Following in the footsteps of our college basketball brethren here at CBS Sports, college football writers Dennis Dodd, Chip Patterson and Barrett Sallee spoke with one-fifth of the 130 active coaches leading FBS teams entering the 2017 season. They asked for honest opinions on everything from NCAA rules to social issues to their peers in the profession. We will be sharing their candid thoughts over a two-week period leading into the season.
Most coaches these days will go to bat for their players in saying that they should be able to earn as much money as they can through legitimate means while in college. But do coaches really believe players should earn additional money either through their image, likeness, a part-time job or otherwise? Granted anonymity, the coaches answered the following question ...
Should players be paid or be able to receive money beyond their scholarships and cost of attendance stipends?
"I don't agree that a recognizable name of a major, major player can have his jersey sold and get none of the revenue."
"If you are a full Pell Grant qualifier out of state, you can make $24,000 a year. A full Pell is $4,800 per semester. Our scholarship checks are about $1,200 for 10 months. [Cost of attendance] is $2,500 a semester." (The coach figures figures that out to be $96,000 for four years.)
"I think they do [deserve to] have a 20-hour-a-week job. Not to say they deserve the moon -- they are getting a scholarship -- but they don't have an opportunity to go out and have jobs. … Even if it was minimum wage for 20 hours, that would be advantageous."
"There is no way players should ever be compensated beyond scholarship and cost-of-attendance. This is not professional sports."
Breaking it down
This whole pay-for-play debate has been spirited all these years. The case is now closed based on one eye-opening response in our latest Candid Coaches series. As you have seen, 74 percent of coaches said "no" to our question, which is not surprising. Coaches like the status quo. Besides, cost of attendance essentially is compensation. Dress it up in any kind of flowery language you want, but since COA began in 2015, athletes have been getting paid that monthly stipend because they're … athletes.
(Example: My daughter who worked her backside off in college didn't get a dime in cost of attendance. She wasn't an athlete.)
So any discussion on this subject should begin with this question: Are college athletes paid enough?
That eye-opening response from one coach blew me way.

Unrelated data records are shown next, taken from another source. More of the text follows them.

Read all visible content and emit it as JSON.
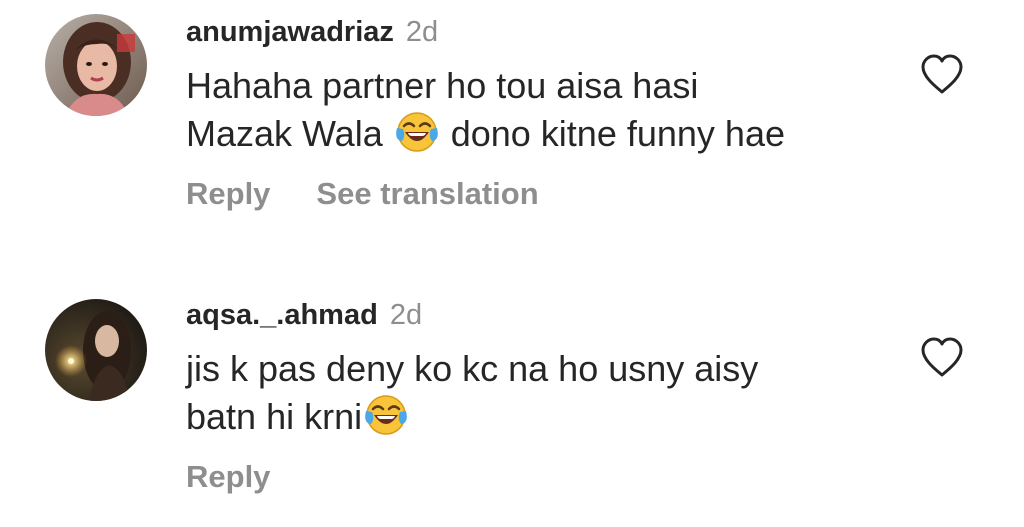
{
  "comments": [
    {
      "username": "anumjawadriaz",
      "time": "2d",
      "text_line1": "Hahaha partner ho tou aisa hasi",
      "text_line2_before": "Mazak Wala ",
      "text_line2_after": " dono kitne funny hae",
      "emoji": "face-with-tears-of-joy",
      "reply_label": "Reply",
      "translate_label": "See translation"
    },
    {
      "username": "aqsa._.ahmad",
      "time": "2d",
      "text_line1": "jis k pas deny ko kc na ho usny aisy",
      "text_line2_before": "batn hi krni",
      "emoji": "face-with-tears-of-joy",
      "reply_label": "Reply"
    }
  ],
  "colors": {
    "primary_text": "#262626",
    "secondary_text": "#8e8e8e",
    "background": "#ffffff"
  },
  "icons": {
    "like": "heart-outline-icon"
  }
}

There is, he says, a completely legal and honorable way for his players to make almost $100,000 tax free during careers at his school. The Pell Grant, as referenced above, is a federal subsidy paid to students in financial need.
Is that enough?
That's just one school and, sure, those players have to pay rent, buy gas, groceries and textbooks out of that amount. Pell Grants -- especially maximum Pell Grants -- aren't available to everyone. The cost of attendance varies from school to school. But the mere possibility of a six-figure "salary" for a college athlete is a game changer.
But whether it's the federal government or Nike writing the checks, money is money. That hallowed Collegiate Model (NCAA speak) didn't come crashing down when a player saved up $18,000 by being frugal with all the checks he was getting, according to one coach with whom I spoke.
For more background on this subject, I suggest you read "Indentured" by Joe Nocera and Ben Strauss. The courts have already determined the NCAA has . And just this week, UCLA's Josh Rosen made headlines this week when he said football and school "don't go together."